It was the soft white outline of a man, tall and very stiff in his layers of lordly robes. He turned his head, modeling his profile: sharp, chiseled, what might have passed for handsome had he any more substance to him. The mist did not swirl around him, but rather passed through him.
His gaze swept the corridor, passing over Tensie with no more acknowledgment than he might have granted a fly. Then he began to walk, striding toward them with what might, in any other circumstances, have been stately purpose.
But in this incorporeal ether, the steps were devoid of weight or emotion, and the mist at his feet took no more notice of his tread than he had taken of Tensie. There was a loud whir, a series of rapid clicks, and Francis began to blat out a warning.
“Anomaly detected in Sector 28H—Warning—Anomaly detected in Sector 28H—Warning—”
Tensie barely heard it. Her eyes were fixed on the brilliant creation before her: so intricate . . . so complex . . . so unequivocally—
“Can you talk to it?”
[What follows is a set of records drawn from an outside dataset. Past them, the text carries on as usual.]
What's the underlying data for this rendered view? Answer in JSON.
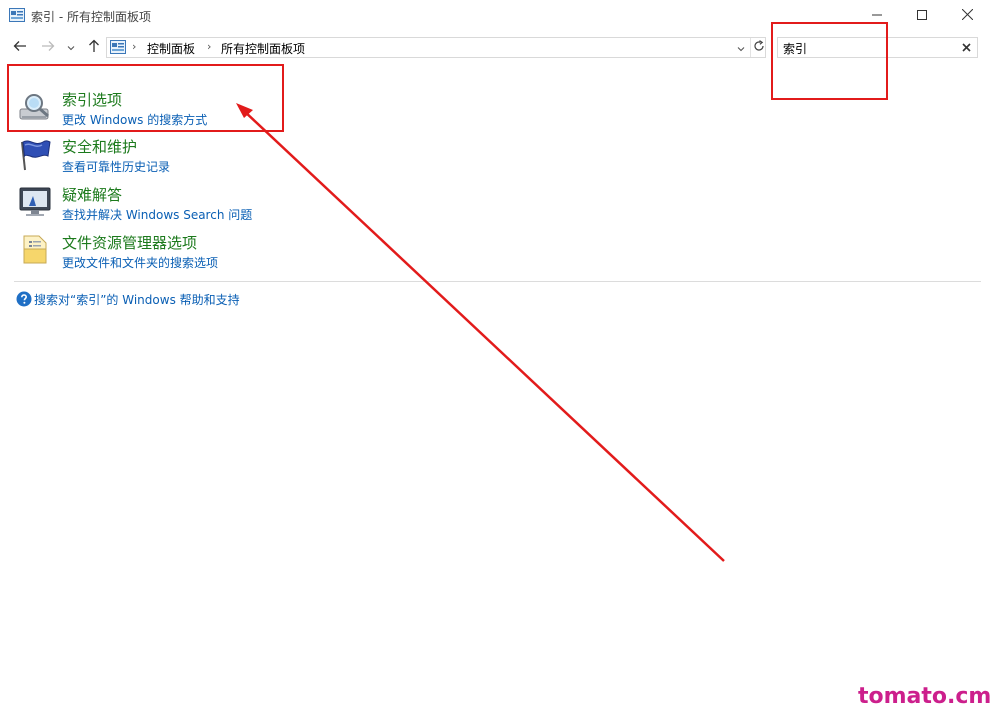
{
  "window": {
    "title": "索引 - 所有控制面板项",
    "minimize_icon": "minimize-icon",
    "maximize_icon": "maximize-icon",
    "close_icon": "close-icon"
  },
  "navigation": {
    "back_icon": "arrow-left-icon",
    "forward_icon": "arrow-right-icon",
    "recent_icon": "chevron-down-icon",
    "up_icon": "arrow-up-icon",
    "address": {
      "crumbs": [
        "控制面板",
        "所有控制面板项"
      ],
      "dropdown_icon": "chevron-down-icon",
      "refresh_icon": "refresh-icon"
    },
    "search": {
      "value": "索引",
      "clear_icon": "clear-icon"
    }
  },
  "results": [
    {
      "title": "索引选项",
      "link": "更改 Windows 的搜索方式",
      "icon": "indexing-options-icon"
    },
    {
      "title": "安全和维护",
      "link": "查看可靠性历史记录",
      "icon": "flag-icon"
    },
    {
      "title": "疑难解答",
      "link": "查找并解决 Windows Search 问题",
      "icon": "troubleshooting-icon"
    },
    {
      "title": "文件资源管理器选项",
      "link": "更改文件和文件夹的搜索选项",
      "icon": "folder-options-icon"
    }
  ],
  "help": {
    "text": "搜索对“索引”的 Windows 帮助和支持",
    "icon": "help-icon"
  },
  "annotations": {
    "color": "#e21b1b"
  },
  "colors": {
    "title_green": "#1c7a1c",
    "link_blue": "#0a5fb4",
    "watermark": "#cc1f8c"
  },
  "watermark": "tomato.cm"
}
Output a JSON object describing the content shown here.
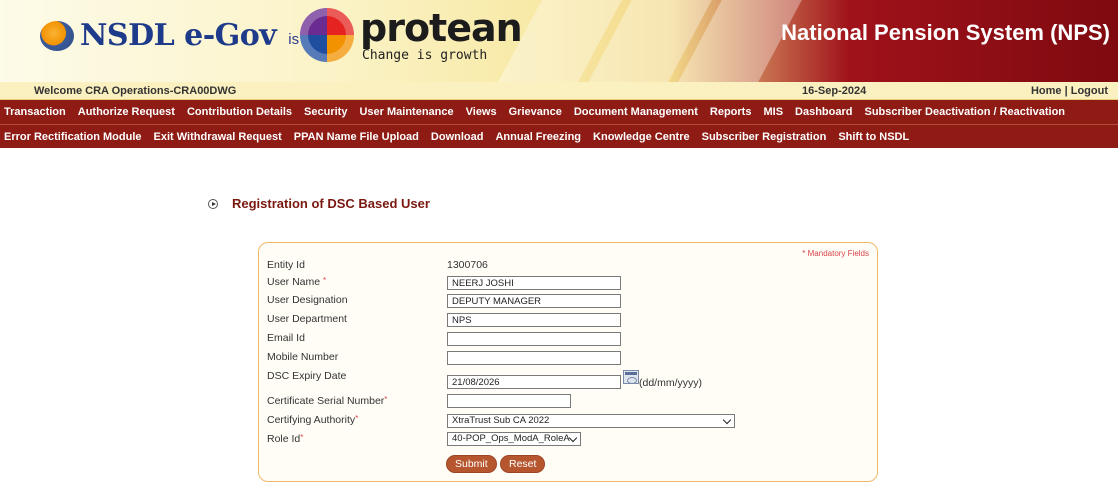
{
  "header": {
    "nsdl_logo_text": "NSDL e-Gov",
    "is_now": "is now",
    "protean_name": "protean",
    "protean_tagline": "Change is growth",
    "system_title": "National Pension System (NPS)"
  },
  "welcome_bar": {
    "welcome": "Welcome CRA Operations-CRA00DWG",
    "date": "16-Sep-2024",
    "home": "Home",
    "separator": " | ",
    "logout": "Logout"
  },
  "menu1": [
    "Transaction",
    "Authorize Request",
    "Contribution Details",
    "Security",
    "User Maintenance",
    "Views",
    "Grievance",
    "Document Management",
    "Reports",
    "MIS",
    "Dashboard",
    "Subscriber Deactivation / Reactivation"
  ],
  "menu2": [
    "Error Rectification Module",
    "Exit Withdrawal Request",
    "PPAN Name File Upload",
    "Download",
    "Annual Freezing",
    "Knowledge Centre",
    "Subscriber Registration",
    "Shift to NSDL"
  ],
  "page": {
    "title": "Registration of DSC Based User"
  },
  "form": {
    "mandatory_note": "* Mandatory Fields",
    "required_mark": "*",
    "entity_id_label": "Entity Id",
    "entity_id_value": "1300706",
    "user_name_label": "User Name",
    "user_name_value": "NEERJ JOSHI",
    "designation_label": "User Designation",
    "designation_value": "DEPUTY MANAGER",
    "department_label": "User Department",
    "department_value": "NPS",
    "email_label": "Email Id",
    "email_value": "",
    "mobile_label": "Mobile Number",
    "mobile_value": "",
    "dsc_expiry_label": "DSC Expiry Date",
    "dsc_expiry_value": "21/08/2026",
    "date_format_hint": "(dd/mm/yyyy)",
    "cert_serial_label": "Certificate Serial Number",
    "cert_serial_value": "",
    "cert_authority_label": "Certifying Authority",
    "cert_authority_value": "XtraTrust Sub CA 2022",
    "role_id_label": "Role Id",
    "role_id_value": "40-POP_Ops_ModA_RoleA",
    "submit": "Submit",
    "reset": "Reset"
  },
  "colors": {
    "menu_bg": "#8e1b14",
    "title_color": "#7a1810",
    "button_bg": "#b6562f",
    "form_border": "#f0b866"
  }
}
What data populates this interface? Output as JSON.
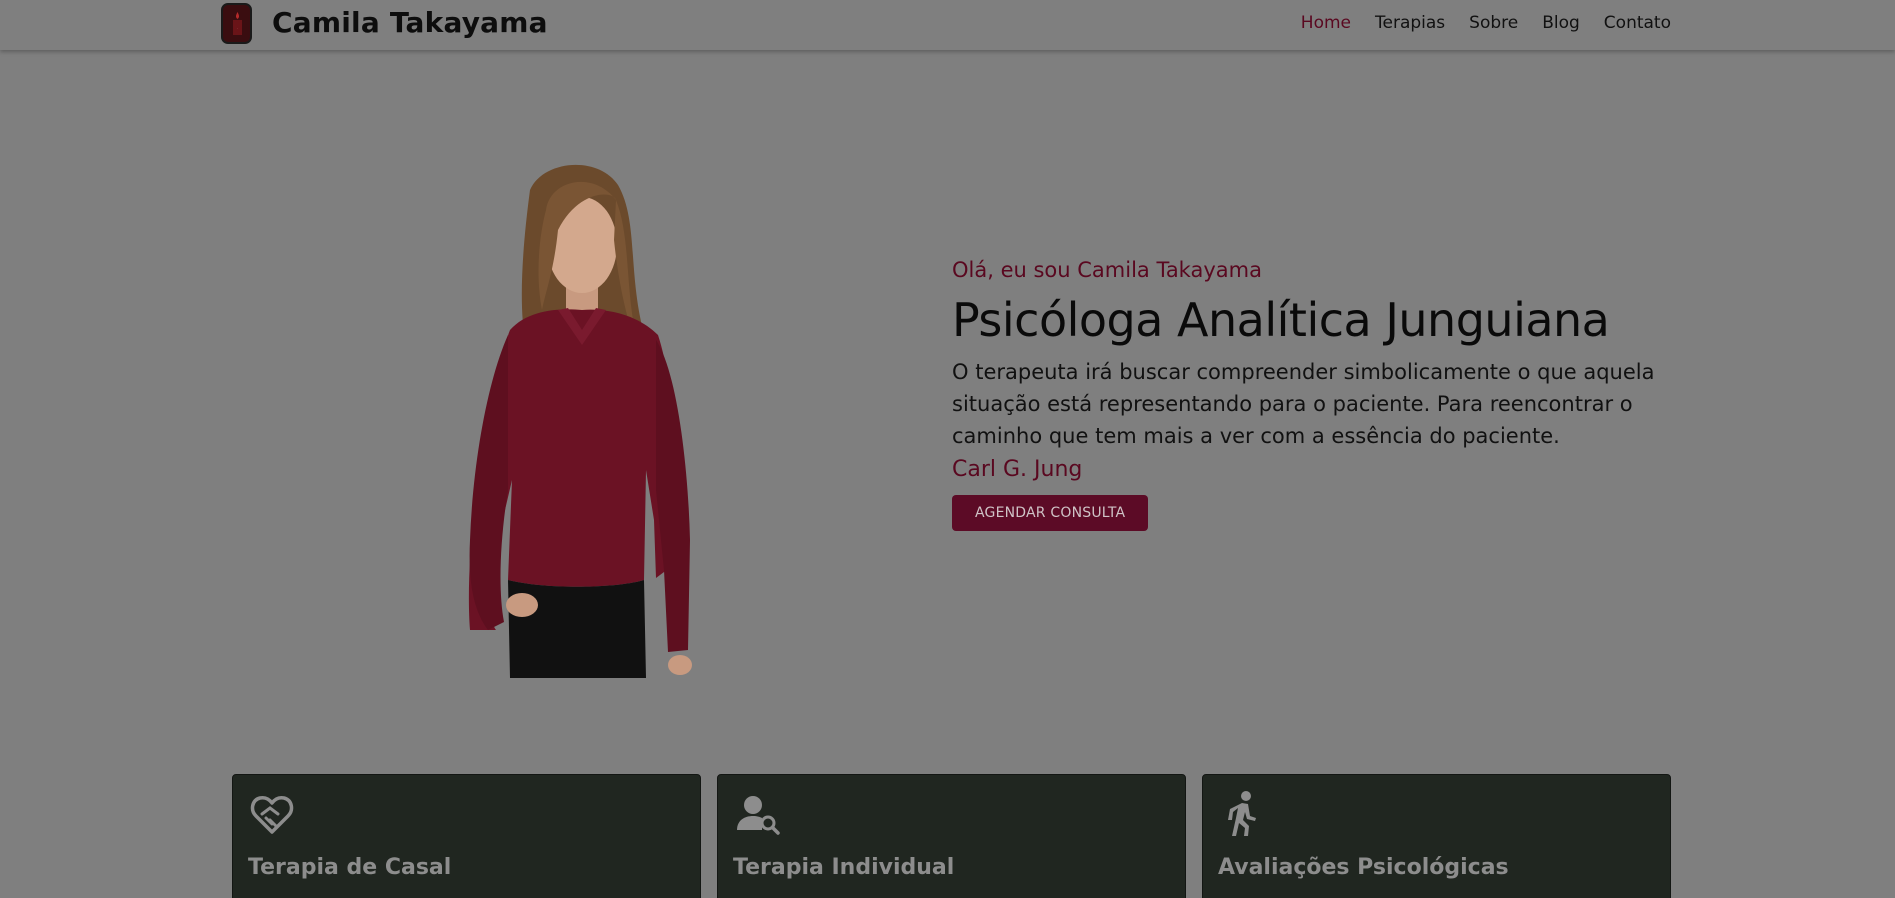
{
  "header": {
    "brand": "Camila Takayama",
    "logo_icon": "candle-logo-icon",
    "nav": [
      {
        "label": "Home",
        "active": true
      },
      {
        "label": "Terapias",
        "active": false
      },
      {
        "label": "Sobre",
        "active": false
      },
      {
        "label": "Blog",
        "active": false
      },
      {
        "label": "Contato",
        "active": false
      }
    ]
  },
  "hero": {
    "greeting": "Olá, eu sou Camila Takayama",
    "headline": "Psicóloga Analítica Junguiana",
    "quote": "O terapeuta irá buscar compreender simbolicamente o que aquela situação está representando para o paciente. Para reencontrar o caminho que tem mais a ver com a essência do paciente.",
    "author": "Carl G. Jung",
    "cta_label": "AGENDAR CONSULTA"
  },
  "cards": [
    {
      "title": "Terapia de Casal",
      "icon": "heart-handshake-icon"
    },
    {
      "title": "Terapia Individual",
      "icon": "user-search-icon"
    },
    {
      "title": "Avaliações Psicológicas",
      "icon": "walking-person-icon"
    }
  ],
  "colors": {
    "overlay_bg": "#7f7f7f",
    "accent": "#5a0820",
    "card_bg": "#202620"
  }
}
Captain Bernadette’s voice at her elbow pulled Tensie out of her fascinated reverie, and she gave the captain a glance. The other woman’s skin had taken on a gray pallor, though her expression and posture showed no other sign of distress. The metal plates on her face were lit with a series of blinking lights, and her golden eyes shot Tensie with a look that might have been grudging respect.
“It won’t talk to me,” the captain said. “Too advanced, way beyond my expertise. I thought, being from Tech . . .”
Tensie turned back to the transparent man taking gliding strides toward the corner where they stood. He had not so much as given them a glance. Clearly, he was looking for something specific, a trigger of some kind. Would he react to other outside stimuli? Would he, in essence, behave like a human?
He reached the corner and started to turn. Tensie stepped in front of him.
The apparition stopped. His eyes narrowed, and he scanned her from top to bottom, hovering the longest on her eyes. Tensie adjusted her glasses and took a steadying breath.
“Identify program,” she said in her best programmer voice. “Detail purpose and place of origin.”
The hologram—for that’s what it was, unprecedented on this scale, but what else could it be?—held her gaze for a full five seconds.
Then, without so much as a blink, it walked straight through her.
She tensed, as if for an impact, but of course she didn’t feel anything. It was only a program made of light and code even less substantial than the fog swirling around the toes of her boots. She whirled and watched him go, striding with those determined steps, never wavering from whatever goal his programming had dictated to him. He paused, turned another corner, and was gone.
She ran to the end of the corridor and peeked around, but there was no trace of him.
King Henley of Elsinore Station had vanished.
Emily Selleck is an author who lives on the internet, but whose physical form resides in Southeast Texas. She has a boyfriend who might be imaginary, a cat who is possibly of demonic origins, and two dogs with polar opposite personalities. Sometimes, she writes.